Halifax, Nova Scotia ( Management of urolithiasis and establishing a definitive diagnosis during pregnancy poses a significant challenge to urologists. Symptomatic stone events are associated with preterm rupture of membranes, preterm labor, and mild pre-eclampsia. Ultrasonography is the 1st line imaging modality for the diagnosis of urolithiasis in pregnant patients. However, when intervention is required to resolve the renal colic, ultrasonography may be suboptimal and often fluoroscopy is used to navigate and guide the procedure.

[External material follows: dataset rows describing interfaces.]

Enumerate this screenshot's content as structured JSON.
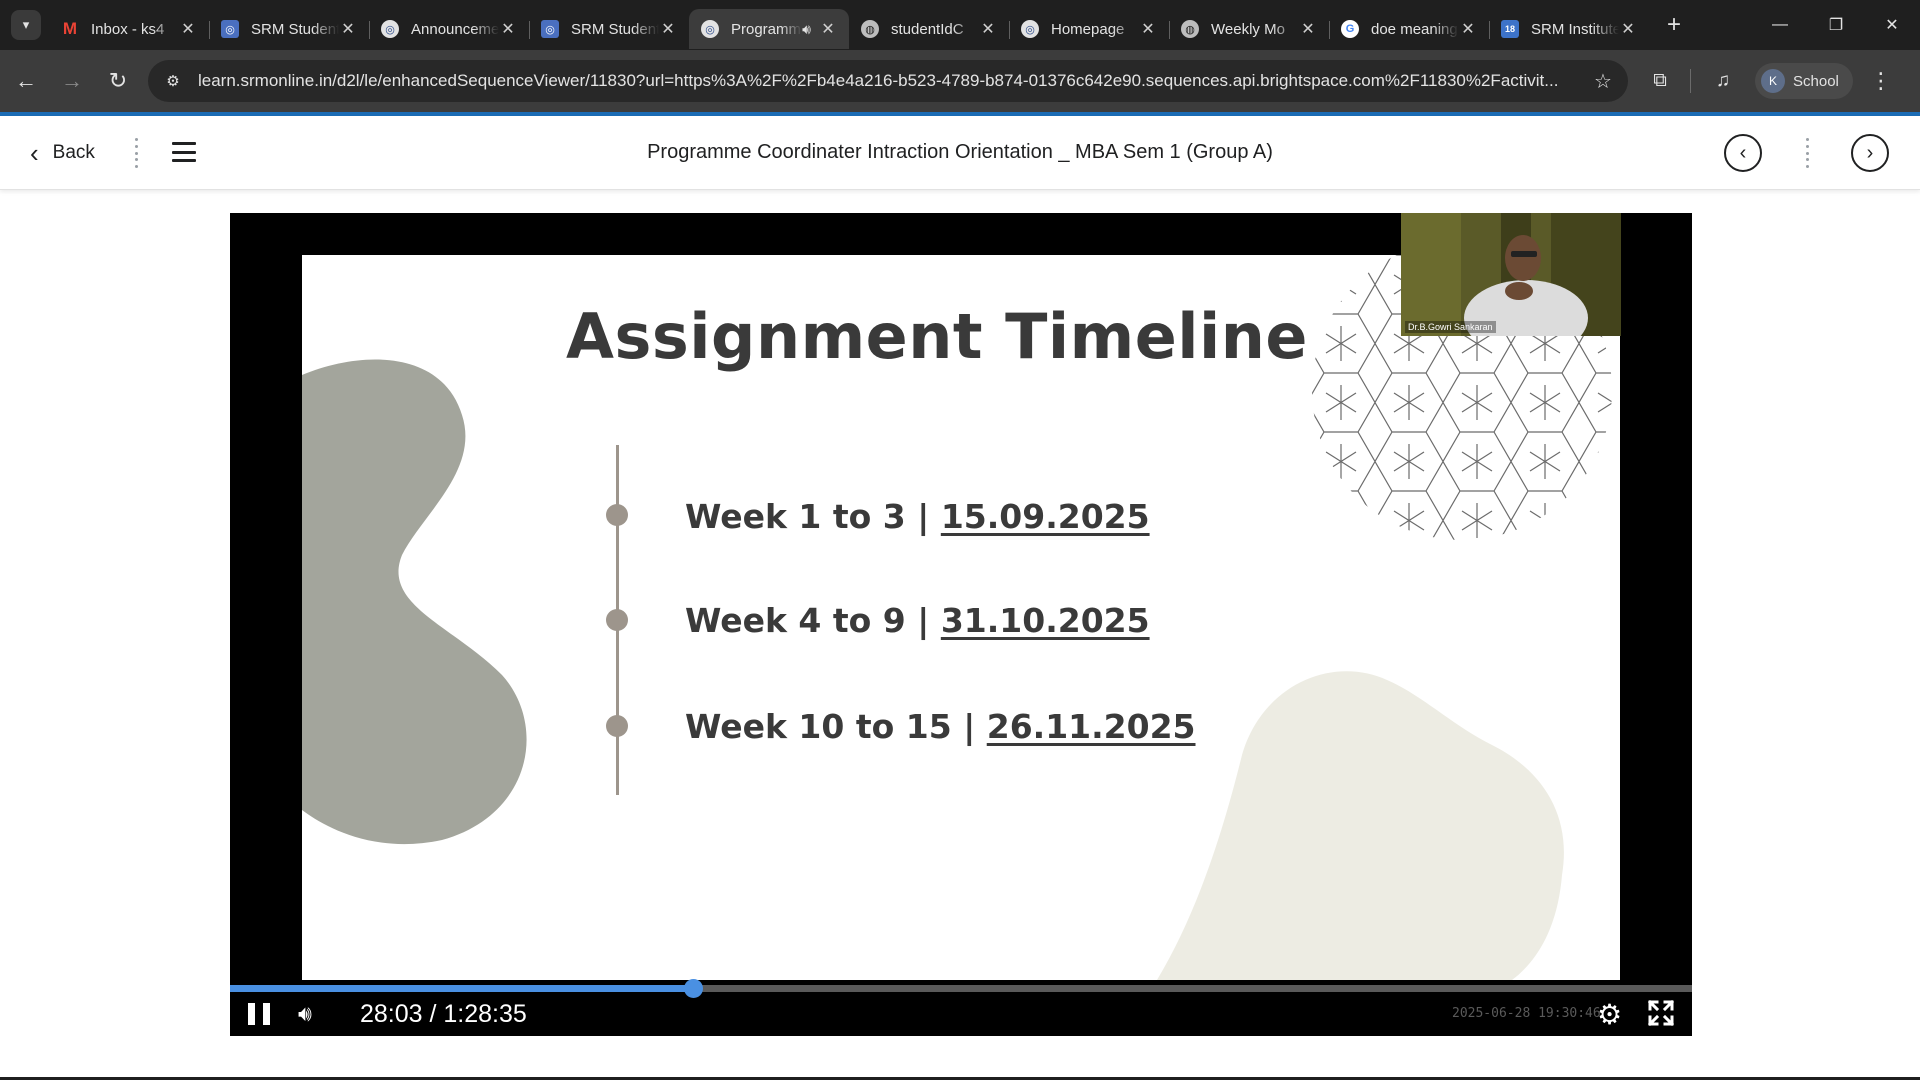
{
  "browser": {
    "tabs": [
      {
        "title": "Inbox - ks4",
        "favicon": "gmail-icon",
        "active": false
      },
      {
        "title": "SRM Student",
        "favicon": "d2l-icon",
        "active": false
      },
      {
        "title": "Announcements",
        "favicon": "d2l-circle-icon",
        "active": false
      },
      {
        "title": "SRM Student",
        "favicon": "d2l-icon",
        "active": false
      },
      {
        "title": "Programme",
        "favicon": "d2l-circle-icon",
        "active": true,
        "audio": true
      },
      {
        "title": "studentIdC",
        "favicon": "globe-icon",
        "active": false
      },
      {
        "title": "Homepage",
        "favicon": "d2l-circle-icon",
        "active": false
      },
      {
        "title": "Weekly Mo",
        "favicon": "globe-icon",
        "active": false
      },
      {
        "title": "doe meaning",
        "favicon": "google-icon",
        "active": false
      },
      {
        "title": "SRM Institute",
        "favicon": "srm-icon",
        "active": false
      }
    ],
    "url": "learn.srmonline.in/d2l/le/enhancedSequenceViewer/11830?url=https%3A%2F%2Fb4e4a216-b523-4789-b874-01376c642e90.sequences.api.brightspace.com%2F11830%2Factivit...",
    "profile_label": "School",
    "profile_initial": "K"
  },
  "header": {
    "back_label": "Back",
    "title": "Programme Coordinater Intraction Orientation _ MBA Sem 1 (Group A)"
  },
  "slide": {
    "title": "Assignment Timeline",
    "timeline": [
      {
        "weeks": "Week 1 to 3",
        "separator": " | ",
        "date": "15.09.2025"
      },
      {
        "weeks": "Week 4 to 9",
        "separator": " | ",
        "date": "31.10.2025"
      },
      {
        "weeks": "Week 10 to 15",
        "separator": " | ",
        "date": "26.11.2025"
      }
    ]
  },
  "video": {
    "presenter_label": "Dr.B.Gowri Sankaran",
    "current_time": "28:03",
    "duration": "1:28:35",
    "time_display": "28:03 / 1:28:35",
    "progress": 0.317,
    "watermark": "2025-06-28 19:30:46"
  },
  "colors": {
    "accent": "#1b6cb5",
    "progress": "#4a90e2",
    "slide_text": "#3a3a3a",
    "timeline": "#9d958c",
    "blob_left": "#a3a59c",
    "blob_right": "#edece3"
  }
}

Although fluoroscopy is most optimal imaging modality for ureteroscopy or percutaneous nephrolithotomy, it is associated with significant ionizing radiation to the patient. This matter becomes even more important for patients during pregnancy. The risk of congenital malformations associated with radiation exposure has been extensively studied and published. 

Mohammad Mohaghegh, MD, and colleagues reported a study where they examined the effect of shielding, collimation and different fluoroscope settings on radiation exposure to the mother and fetus during an X-ray guided retrograde ureteric stent insertion. Authors assembled a phantom using methyl methacrylate to mimic a pregnant patient undergoing a fluoroscopic procedure (Figure 1). A standard 20cc syringe, containing 15cc of Omnipaque contrast agent at 50% concentration was used to mimic renal collecting system. Dose measurements were carried out at the fetal location with no shielding used, fetal location shielded, beam collimated to avoid fetal location and adjacent to the kidney with fetal location shielded. Measurements were taken for all four combinations with normal or low-dose fluoroscopy modes and continuous or pulsed fluoroscopy modes. 

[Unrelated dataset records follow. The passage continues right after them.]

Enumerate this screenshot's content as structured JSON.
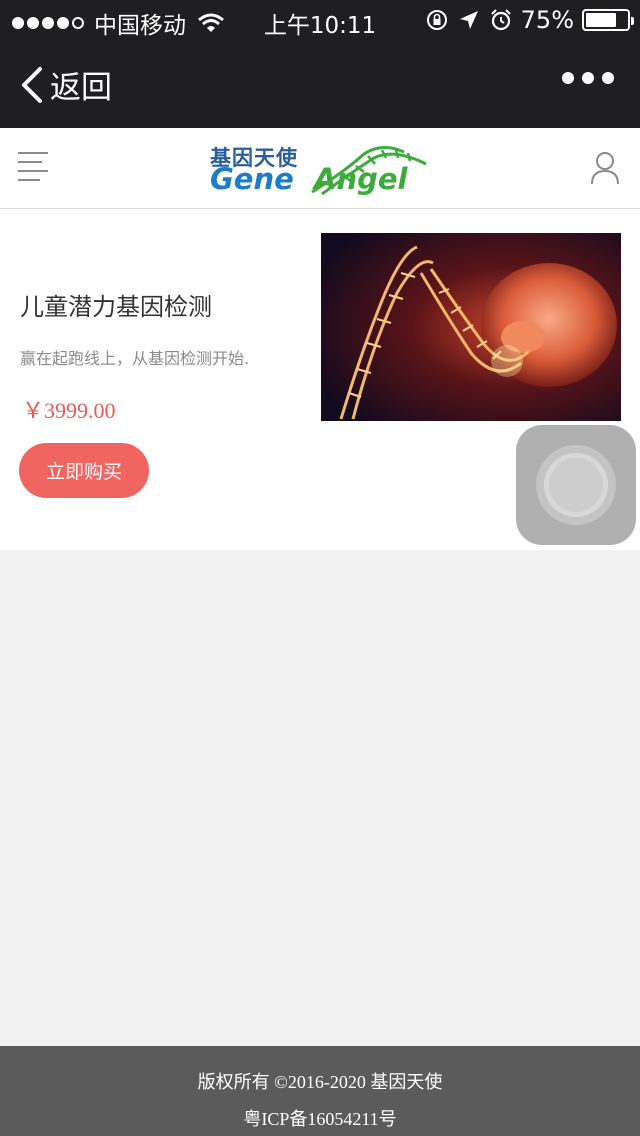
{
  "status_bar": {
    "carrier": "中国移动",
    "time": "上午10:11",
    "battery": "75%",
    "battery_level": 0.75,
    "icons": [
      "signal-dots-icon",
      "wifi-icon",
      "rotation-lock-icon",
      "location-icon",
      "alarm-icon",
      "battery-icon"
    ]
  },
  "nav": {
    "back_label": "返回",
    "icons": [
      "back-chevron-icon",
      "more-dots-icon"
    ]
  },
  "header": {
    "logo_cn": "基因天使",
    "logo_gene": "Gene",
    "logo_angel": "Angel",
    "icons": [
      "menu-icon",
      "user-icon"
    ],
    "colors": {
      "gene": "#1a7ccc",
      "angel": "#3cab3c"
    }
  },
  "product": {
    "title": "儿童潜力基因检测",
    "description": "赢在起跑线上，从基因检测开始.",
    "price": "￥3999.00",
    "buy_label": "立即购买",
    "image_icon": "dna-fetus-image",
    "colors": {
      "price": "#e85b55",
      "button": "#f06560"
    }
  },
  "footer": {
    "copyright": "版权所有 ©2016-2020 基因天使",
    "icp": "粤ICP备16054211号"
  }
}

Figure 1
UroToday CUA 2018 Minimizing Ionizing Radiation Exposure 1

Mohaghegh presented that minimal fetal doses is achieved when the beam is collimated such that the fetus is completely outside of the irradiated field of view, with a reduction in fetal dose of almost 90% relative to the situation where the fetus is within the field of view. Shielding the fetus with 0.5mm lead equivalent thyroid shield reduced fetal dose by roughly 70% while increasing exposure to mother by roughly 40%. While using low dose instead of normal fluoroscopy, and pulsed instead of continuous fluoroscopy, provides significant dose sparing to both the mother and the fetus. 

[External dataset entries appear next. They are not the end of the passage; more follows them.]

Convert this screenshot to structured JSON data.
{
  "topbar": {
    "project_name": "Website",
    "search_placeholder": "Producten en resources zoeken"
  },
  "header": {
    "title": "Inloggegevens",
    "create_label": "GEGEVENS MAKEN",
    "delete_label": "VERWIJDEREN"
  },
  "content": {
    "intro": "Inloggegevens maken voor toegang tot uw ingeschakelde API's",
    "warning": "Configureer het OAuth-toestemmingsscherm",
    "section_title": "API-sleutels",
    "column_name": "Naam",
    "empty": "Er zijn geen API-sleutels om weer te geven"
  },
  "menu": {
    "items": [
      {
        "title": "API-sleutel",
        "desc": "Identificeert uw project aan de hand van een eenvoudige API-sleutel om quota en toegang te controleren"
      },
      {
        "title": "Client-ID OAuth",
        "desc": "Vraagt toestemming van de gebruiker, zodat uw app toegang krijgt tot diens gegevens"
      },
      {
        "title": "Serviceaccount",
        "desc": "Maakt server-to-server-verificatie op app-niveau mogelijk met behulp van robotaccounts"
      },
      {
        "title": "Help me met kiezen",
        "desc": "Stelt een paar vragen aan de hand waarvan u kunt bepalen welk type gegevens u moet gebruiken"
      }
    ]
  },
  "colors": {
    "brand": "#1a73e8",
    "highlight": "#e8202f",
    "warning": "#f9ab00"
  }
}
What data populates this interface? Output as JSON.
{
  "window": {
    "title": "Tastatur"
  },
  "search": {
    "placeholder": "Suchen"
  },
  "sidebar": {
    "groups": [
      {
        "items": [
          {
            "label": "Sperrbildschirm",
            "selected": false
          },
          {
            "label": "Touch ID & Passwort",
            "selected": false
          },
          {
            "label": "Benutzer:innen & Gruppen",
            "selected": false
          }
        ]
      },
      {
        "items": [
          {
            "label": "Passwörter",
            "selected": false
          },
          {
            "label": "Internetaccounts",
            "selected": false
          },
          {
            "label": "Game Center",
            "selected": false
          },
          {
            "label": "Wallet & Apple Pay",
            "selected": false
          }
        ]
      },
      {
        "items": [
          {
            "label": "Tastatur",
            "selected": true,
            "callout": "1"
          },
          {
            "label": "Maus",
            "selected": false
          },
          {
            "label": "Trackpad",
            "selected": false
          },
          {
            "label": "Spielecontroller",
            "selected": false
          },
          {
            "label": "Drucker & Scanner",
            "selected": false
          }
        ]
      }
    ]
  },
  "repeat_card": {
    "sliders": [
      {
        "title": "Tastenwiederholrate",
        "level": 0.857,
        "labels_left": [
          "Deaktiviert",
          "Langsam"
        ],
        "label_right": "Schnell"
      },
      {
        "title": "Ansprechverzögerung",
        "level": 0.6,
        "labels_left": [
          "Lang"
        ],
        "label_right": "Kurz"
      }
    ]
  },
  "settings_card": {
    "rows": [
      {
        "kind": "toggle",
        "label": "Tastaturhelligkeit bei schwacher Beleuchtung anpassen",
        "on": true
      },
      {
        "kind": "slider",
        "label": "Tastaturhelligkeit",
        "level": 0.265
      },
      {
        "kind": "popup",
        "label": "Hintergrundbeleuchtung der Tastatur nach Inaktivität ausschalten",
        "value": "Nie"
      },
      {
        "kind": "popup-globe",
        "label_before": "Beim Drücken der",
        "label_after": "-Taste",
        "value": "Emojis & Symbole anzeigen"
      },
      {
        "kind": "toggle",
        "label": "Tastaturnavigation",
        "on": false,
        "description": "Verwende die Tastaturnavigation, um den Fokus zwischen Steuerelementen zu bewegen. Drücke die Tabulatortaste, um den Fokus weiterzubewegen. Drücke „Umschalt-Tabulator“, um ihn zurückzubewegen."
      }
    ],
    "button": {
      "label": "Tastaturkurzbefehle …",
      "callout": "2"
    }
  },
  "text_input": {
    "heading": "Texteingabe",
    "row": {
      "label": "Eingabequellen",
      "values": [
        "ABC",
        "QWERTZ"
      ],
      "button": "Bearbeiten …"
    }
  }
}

Figure 2
UroToday CUA 2018 Minimizing Ionizing Radiation Exposure 2

Mohaghegh concluded that using pulsed dose fluoroscopy with collimation is the most effective fluoroscopy setting to minimize radiation exposure to the fetus. Additionally, shielding with thyroid collars while reducing dose to the shielded area increases exposure to the tissue surrounding the shielded area.

Presented by: Mohammad Mohaghegh, MD, Harry Ingleby, and Brian Peters, Section of Urology, University of Manitoba. 

Written By: Zhamshid Okhunov (Twitter: @OkhunovZham), (Department of Urology, University of California-Irvine) medical writer for at the 73rd Canadian Urological Association Annual Meeting - June 23 - 26, 2018 - Halifax, Nova Scotia